Altoona’s Calvary Cemetery had a much different look to it when I entered it just days after Memorial Day. Unlike the previous visits, this time the cemetery was decorated by flags marking the graves of those who served our country. Before visiting the graves that brought me back to these sacred grounds, I detoured to the grave of John Hickman, a Medal of Honor recipient who rests within the borders of the cemetery. Note: more about John Hickman can be found here: John Hickman.
Once I finished paying my respects to the soldier, I turned my attention to a man who was buried a short distance away. From Hickman’s grave, I could see a fancy-looking “S” at the top of a nearby stone. As I walked over to it, I could see that it marked the resting place of a police officer who was killed during a traffic accident in 1920.
Patrolman William L. Stephens was born in Loretto, Cambria County on December 26, 1862, the son of Susan Cox. As a young man, he moved to Altoona where he worked as a carpenter until he joined the Altoona police force on April 6, 1893. Patrolman Stephens was described as being well-liked by those who knew him.
On the evening of January 5, 1920, Patrolman Stephens’ watch came to an end due to a tragic accident that occurred at 6:30 – only half an hour after the start of his shift. That cold evening, Stephens was directing traffic at the intersection of Eighth Avenue and Seventh Street. A Woolis delivery truck – Woolis was an Altoona grocery store – was traveling east on Eighth Avenue when Mr. Stephens motioned for the truck, driven by James Panagoplos, to proceed through the intersection.
At the same time, a car driven by J.H. Keefer was traveling on Seventh Street, nearing Eighth Avenue. Keefer believed Patrolman Stephens was motioning for him to proceed through the intersection. The car driven by Keefer was traveling fast, as he had accelerated to go up the hill approaching the intersection.
Unfortunately, both vehicles entered the intersection at the same time.
As Stephens stepped from the curb, the vehicle driven by Keefer struck the rear of the Woolis truck, causing the delivery truck to spin around. The lower leg of Patrolman Stephens was pinned between the Woolis truck and the curb. Stephens fell backward, fracturing his neck when his head struck the pavement.

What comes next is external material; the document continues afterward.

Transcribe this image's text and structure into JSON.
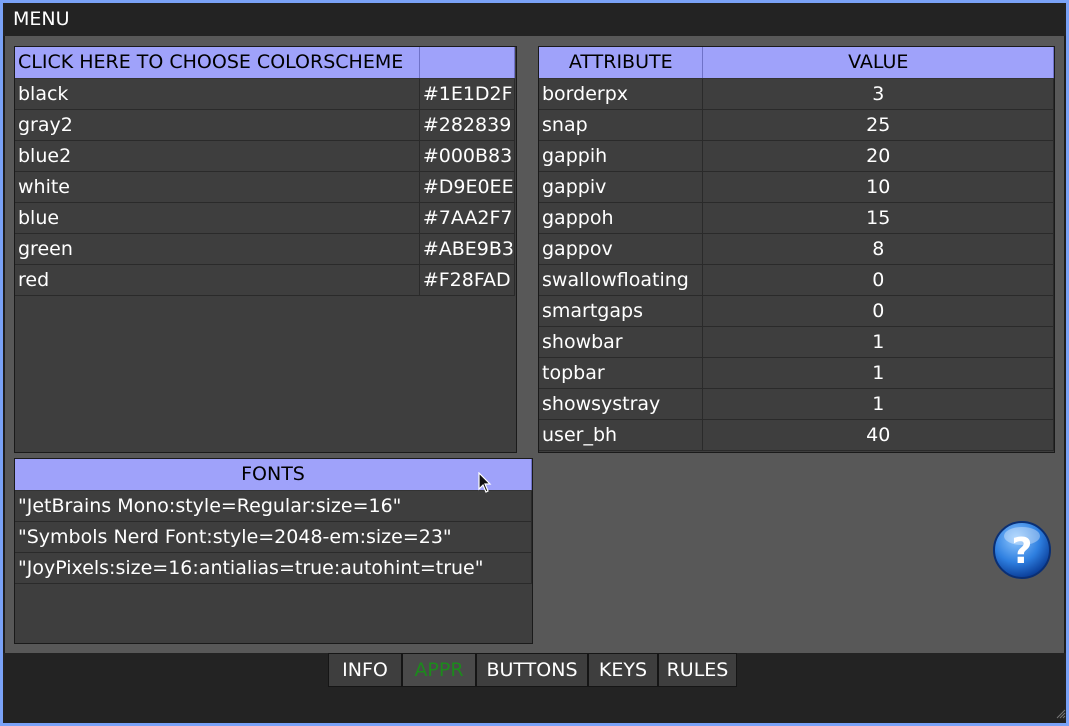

Authorities were notified and soon police and an ambulance were on their way to the tragic accident. Those at the scene moved Stephens to the backroom of the barber shop, which was at the intersection, to keep him out of the cold while they waited for help.
Sadly, help came too late – Patrolman William Stephens passed while being taken to the hospital.
William Stephens had served on the Altoona police force for three months shy of twenty-seven years and was survived by his wife, six children, and six grandchildren. The Altoona Tribune noted Stephens was well-liked by all who knew him and enjoyed his job, having not missed a day of work in more than five years.
I finished paying my respects to Patrolman William L. Stephens, remembering how the community mourned at the loss of one of their own, who had dedicated his life to the Altoona police force.